On the other hand, the female elders instilled girls discipline, and taught household chores and tasks in the ricefields.
We also exchanged pleasantries on the negative effect of polluting any body of water. I related to Prof. Brett of a story I heard at Cada plateau, Sinto, Bauko where a spring that allegedly became dried after the vegetable farmers usually washed their sprayers and mixing containers that were contaminated with pesticides near it.
Cada plateau or Mount Data watershed was once composed of hundreds (or maybe thousands) of hectares. It is the source of the famous Inodey twin falls and tributaries that drip to Mankayan, Benguet, barangays Sadsadan and Lesseb of Bauko and Chico river thru sitio Boga and Pactil, Monamon Sur. Most of the portions of this thickly forested area were illegally converted into vegetable gardens and residential areas.

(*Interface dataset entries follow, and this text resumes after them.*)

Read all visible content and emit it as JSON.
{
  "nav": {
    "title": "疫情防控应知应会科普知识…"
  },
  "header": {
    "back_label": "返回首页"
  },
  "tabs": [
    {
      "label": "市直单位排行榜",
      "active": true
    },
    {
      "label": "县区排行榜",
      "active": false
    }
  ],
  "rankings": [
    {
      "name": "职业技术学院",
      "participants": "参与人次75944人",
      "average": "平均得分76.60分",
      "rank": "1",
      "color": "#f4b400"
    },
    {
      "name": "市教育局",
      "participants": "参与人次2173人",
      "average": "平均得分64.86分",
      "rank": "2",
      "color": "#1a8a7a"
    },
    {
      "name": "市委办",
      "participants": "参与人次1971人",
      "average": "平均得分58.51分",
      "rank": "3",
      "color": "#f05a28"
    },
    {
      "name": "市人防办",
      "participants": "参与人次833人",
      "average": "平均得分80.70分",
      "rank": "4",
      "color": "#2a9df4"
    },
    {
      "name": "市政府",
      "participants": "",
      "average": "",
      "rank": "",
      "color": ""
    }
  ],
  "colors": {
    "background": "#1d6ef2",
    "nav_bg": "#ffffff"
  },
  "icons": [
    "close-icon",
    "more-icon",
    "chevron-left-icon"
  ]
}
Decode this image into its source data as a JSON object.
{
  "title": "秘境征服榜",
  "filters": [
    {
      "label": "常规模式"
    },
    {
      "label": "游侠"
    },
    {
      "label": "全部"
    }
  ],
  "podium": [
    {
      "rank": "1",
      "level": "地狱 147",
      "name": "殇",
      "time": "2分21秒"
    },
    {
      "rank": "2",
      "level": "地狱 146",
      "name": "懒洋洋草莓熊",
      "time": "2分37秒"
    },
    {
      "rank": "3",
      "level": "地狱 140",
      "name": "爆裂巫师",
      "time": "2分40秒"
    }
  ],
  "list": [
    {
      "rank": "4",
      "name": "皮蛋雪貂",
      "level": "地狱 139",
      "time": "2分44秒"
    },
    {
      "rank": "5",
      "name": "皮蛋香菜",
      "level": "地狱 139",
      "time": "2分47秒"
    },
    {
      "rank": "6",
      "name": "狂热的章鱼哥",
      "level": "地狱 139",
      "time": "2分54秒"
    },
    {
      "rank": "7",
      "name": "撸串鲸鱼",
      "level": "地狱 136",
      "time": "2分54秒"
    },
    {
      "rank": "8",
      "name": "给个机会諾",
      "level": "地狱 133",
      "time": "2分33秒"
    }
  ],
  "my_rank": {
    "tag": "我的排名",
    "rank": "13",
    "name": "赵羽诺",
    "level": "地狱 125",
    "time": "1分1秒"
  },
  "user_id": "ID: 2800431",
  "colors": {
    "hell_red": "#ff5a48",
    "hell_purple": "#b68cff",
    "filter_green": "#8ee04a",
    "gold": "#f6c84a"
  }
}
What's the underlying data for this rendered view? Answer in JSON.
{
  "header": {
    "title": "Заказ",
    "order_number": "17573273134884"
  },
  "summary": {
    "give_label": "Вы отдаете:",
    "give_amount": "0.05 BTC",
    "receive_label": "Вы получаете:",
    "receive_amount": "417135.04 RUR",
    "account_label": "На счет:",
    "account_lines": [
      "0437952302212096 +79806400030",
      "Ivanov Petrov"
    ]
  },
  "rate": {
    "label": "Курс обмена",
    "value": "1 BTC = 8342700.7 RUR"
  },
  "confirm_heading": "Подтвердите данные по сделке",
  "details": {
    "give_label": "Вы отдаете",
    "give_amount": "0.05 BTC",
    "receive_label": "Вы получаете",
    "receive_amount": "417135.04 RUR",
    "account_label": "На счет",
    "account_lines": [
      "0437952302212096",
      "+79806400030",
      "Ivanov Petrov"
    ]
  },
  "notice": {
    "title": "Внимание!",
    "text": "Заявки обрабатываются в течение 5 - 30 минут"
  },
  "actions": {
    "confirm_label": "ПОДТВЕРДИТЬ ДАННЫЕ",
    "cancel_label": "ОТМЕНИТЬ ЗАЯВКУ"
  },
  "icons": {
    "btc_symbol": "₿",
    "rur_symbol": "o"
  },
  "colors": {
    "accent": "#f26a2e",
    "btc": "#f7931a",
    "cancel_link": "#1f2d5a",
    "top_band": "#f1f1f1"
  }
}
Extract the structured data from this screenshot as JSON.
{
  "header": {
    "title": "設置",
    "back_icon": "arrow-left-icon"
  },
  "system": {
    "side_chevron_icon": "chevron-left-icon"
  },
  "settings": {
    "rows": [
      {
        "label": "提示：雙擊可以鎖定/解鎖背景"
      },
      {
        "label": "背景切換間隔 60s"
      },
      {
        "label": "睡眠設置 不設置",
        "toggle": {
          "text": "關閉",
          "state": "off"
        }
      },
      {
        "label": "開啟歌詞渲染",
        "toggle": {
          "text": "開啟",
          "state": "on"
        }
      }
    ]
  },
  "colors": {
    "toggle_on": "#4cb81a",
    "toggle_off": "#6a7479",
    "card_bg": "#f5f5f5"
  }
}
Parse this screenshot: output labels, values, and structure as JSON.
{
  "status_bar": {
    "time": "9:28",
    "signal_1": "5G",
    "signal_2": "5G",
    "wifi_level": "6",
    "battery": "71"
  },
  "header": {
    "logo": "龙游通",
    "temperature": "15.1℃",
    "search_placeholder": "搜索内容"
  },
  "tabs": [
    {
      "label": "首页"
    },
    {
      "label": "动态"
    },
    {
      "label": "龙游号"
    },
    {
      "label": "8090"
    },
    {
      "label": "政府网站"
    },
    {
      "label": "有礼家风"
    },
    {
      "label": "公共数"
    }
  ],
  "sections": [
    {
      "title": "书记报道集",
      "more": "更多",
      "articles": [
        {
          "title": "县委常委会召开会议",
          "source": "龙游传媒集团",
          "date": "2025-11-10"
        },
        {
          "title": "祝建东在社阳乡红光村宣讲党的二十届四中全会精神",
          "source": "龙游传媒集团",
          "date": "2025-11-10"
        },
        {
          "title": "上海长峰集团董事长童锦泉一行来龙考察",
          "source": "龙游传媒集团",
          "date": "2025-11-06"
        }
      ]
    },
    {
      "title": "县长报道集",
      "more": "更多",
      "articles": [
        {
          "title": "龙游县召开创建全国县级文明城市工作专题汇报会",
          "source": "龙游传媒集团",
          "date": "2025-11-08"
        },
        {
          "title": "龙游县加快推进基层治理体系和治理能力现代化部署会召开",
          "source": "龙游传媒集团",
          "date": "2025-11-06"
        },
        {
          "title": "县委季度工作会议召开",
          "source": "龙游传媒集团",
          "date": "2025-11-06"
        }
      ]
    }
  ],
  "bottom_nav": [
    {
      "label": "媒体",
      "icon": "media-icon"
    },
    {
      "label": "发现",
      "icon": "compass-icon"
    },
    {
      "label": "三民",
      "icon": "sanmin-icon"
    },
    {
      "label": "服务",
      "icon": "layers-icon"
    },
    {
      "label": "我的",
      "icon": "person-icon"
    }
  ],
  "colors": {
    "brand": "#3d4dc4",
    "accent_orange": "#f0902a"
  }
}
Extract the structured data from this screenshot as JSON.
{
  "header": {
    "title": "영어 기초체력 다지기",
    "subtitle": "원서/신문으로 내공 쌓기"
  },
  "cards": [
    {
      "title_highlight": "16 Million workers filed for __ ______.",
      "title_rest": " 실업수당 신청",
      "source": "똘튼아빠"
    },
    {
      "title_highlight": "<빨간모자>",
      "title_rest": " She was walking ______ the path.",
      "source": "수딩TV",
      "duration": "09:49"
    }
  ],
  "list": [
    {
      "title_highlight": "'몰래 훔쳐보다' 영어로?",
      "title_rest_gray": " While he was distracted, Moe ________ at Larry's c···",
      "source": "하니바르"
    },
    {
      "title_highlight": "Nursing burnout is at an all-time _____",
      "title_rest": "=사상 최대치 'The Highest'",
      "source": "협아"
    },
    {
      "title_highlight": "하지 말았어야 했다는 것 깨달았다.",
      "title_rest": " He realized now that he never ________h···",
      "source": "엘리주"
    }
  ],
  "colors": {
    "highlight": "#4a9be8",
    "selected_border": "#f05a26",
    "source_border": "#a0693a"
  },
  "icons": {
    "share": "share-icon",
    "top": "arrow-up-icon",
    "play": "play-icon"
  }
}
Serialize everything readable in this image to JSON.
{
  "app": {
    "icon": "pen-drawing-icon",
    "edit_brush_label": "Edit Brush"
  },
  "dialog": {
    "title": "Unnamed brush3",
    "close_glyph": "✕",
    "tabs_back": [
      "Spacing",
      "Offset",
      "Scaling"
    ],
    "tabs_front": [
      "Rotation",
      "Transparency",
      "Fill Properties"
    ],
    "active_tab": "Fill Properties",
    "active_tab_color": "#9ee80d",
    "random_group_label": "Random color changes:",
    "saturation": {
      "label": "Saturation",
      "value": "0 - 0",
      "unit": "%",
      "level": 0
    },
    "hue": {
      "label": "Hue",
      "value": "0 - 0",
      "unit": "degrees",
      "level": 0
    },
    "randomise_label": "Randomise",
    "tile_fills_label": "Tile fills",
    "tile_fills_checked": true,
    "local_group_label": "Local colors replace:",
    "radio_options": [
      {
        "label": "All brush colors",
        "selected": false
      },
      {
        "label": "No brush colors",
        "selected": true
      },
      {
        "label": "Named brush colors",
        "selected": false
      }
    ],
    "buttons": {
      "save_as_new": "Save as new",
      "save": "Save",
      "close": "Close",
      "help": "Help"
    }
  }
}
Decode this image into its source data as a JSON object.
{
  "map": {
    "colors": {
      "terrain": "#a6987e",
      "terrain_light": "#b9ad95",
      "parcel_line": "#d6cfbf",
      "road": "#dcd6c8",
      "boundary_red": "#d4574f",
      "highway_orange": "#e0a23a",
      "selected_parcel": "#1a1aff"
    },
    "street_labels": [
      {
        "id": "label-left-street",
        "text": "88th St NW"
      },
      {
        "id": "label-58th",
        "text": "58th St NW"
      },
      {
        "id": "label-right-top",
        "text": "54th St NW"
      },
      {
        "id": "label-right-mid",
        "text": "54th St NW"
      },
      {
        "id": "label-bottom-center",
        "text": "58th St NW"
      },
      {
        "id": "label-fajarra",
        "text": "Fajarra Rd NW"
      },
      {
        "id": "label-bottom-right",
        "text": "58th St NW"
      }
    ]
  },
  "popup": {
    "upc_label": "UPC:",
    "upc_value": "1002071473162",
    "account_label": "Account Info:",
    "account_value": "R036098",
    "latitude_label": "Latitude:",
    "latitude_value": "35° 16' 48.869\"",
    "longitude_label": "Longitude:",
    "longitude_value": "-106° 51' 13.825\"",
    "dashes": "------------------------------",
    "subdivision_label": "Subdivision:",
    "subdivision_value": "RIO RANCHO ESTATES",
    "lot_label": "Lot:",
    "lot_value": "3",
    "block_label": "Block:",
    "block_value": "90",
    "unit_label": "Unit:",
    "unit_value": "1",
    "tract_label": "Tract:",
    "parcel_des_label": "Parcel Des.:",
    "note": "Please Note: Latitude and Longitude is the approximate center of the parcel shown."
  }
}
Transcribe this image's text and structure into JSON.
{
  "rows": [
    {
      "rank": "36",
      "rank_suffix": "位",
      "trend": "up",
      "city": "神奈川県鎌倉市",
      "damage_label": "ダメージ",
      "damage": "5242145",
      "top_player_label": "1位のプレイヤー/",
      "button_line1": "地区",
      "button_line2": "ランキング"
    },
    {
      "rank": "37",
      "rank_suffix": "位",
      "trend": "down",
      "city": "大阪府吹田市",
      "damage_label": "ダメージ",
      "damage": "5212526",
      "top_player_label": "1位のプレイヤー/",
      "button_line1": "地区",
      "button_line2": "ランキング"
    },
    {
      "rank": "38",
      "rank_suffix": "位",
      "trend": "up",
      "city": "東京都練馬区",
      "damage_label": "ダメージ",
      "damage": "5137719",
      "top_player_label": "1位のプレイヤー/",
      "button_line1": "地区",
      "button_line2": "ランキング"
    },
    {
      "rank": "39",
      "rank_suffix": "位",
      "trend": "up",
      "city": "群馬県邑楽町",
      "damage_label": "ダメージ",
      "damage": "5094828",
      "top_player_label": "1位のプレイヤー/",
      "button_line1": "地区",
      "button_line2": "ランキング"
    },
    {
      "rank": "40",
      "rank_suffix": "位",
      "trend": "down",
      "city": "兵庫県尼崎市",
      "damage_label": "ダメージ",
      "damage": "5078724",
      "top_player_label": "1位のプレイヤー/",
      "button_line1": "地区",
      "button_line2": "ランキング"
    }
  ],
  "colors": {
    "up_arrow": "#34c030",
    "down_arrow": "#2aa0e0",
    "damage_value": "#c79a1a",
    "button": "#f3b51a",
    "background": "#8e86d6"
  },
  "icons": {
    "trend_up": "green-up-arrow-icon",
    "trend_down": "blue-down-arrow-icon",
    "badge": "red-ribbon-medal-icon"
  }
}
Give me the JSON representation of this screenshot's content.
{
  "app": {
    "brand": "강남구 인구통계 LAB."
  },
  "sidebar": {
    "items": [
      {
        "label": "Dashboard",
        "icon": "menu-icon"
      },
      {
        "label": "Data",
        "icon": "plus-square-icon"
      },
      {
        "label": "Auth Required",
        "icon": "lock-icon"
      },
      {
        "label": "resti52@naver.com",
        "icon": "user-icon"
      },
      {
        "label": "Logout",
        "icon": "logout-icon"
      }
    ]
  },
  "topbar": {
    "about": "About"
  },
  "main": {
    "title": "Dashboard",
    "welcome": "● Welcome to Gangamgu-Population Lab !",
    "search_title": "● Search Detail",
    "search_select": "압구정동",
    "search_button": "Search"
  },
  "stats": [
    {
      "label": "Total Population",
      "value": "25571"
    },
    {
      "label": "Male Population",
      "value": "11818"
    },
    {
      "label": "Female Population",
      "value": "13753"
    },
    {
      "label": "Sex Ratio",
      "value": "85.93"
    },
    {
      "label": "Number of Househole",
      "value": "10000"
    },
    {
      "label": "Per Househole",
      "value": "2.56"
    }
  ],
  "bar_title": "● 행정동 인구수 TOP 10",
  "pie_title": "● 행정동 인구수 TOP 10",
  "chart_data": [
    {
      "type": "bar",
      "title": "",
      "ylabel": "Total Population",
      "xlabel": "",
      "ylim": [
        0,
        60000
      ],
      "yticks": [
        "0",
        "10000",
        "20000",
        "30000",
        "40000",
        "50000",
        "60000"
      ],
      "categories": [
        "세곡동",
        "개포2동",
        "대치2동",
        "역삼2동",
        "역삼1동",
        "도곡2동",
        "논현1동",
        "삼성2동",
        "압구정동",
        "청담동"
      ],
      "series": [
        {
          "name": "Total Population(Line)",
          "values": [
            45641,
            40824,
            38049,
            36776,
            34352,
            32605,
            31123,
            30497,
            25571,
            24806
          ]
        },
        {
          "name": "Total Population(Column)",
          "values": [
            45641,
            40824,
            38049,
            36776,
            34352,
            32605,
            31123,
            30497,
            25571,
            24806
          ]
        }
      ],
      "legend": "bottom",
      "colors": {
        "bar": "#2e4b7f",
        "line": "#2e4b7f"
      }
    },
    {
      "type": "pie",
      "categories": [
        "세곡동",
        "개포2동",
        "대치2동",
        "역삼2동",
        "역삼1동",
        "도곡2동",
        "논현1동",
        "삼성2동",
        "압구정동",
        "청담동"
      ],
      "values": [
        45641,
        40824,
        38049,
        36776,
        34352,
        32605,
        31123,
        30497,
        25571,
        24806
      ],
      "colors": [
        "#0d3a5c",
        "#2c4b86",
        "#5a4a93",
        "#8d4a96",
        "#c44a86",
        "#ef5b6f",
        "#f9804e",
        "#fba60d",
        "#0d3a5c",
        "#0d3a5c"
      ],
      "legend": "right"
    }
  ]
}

She also related that the use of soap and anyone who defecates near a spring will cause the water to become arid.
Another traditional practice that she expounded was the importance of tayan and batangan systems as ways of preserving the environment of the communities of Bontoc and Western Mountain Province, respectively.
Ms. June Chayapan Prill-Brett is a native of Bontoc, Mountain Province. She finished her BA in Anthropology, Master in Anthropology and PhD in Anthropology at the University of the Philippines, Quezon City.
She is currently a Professor of Anthropology, College of Social Sciences, UP-Baguio City.
By Francis B. Degay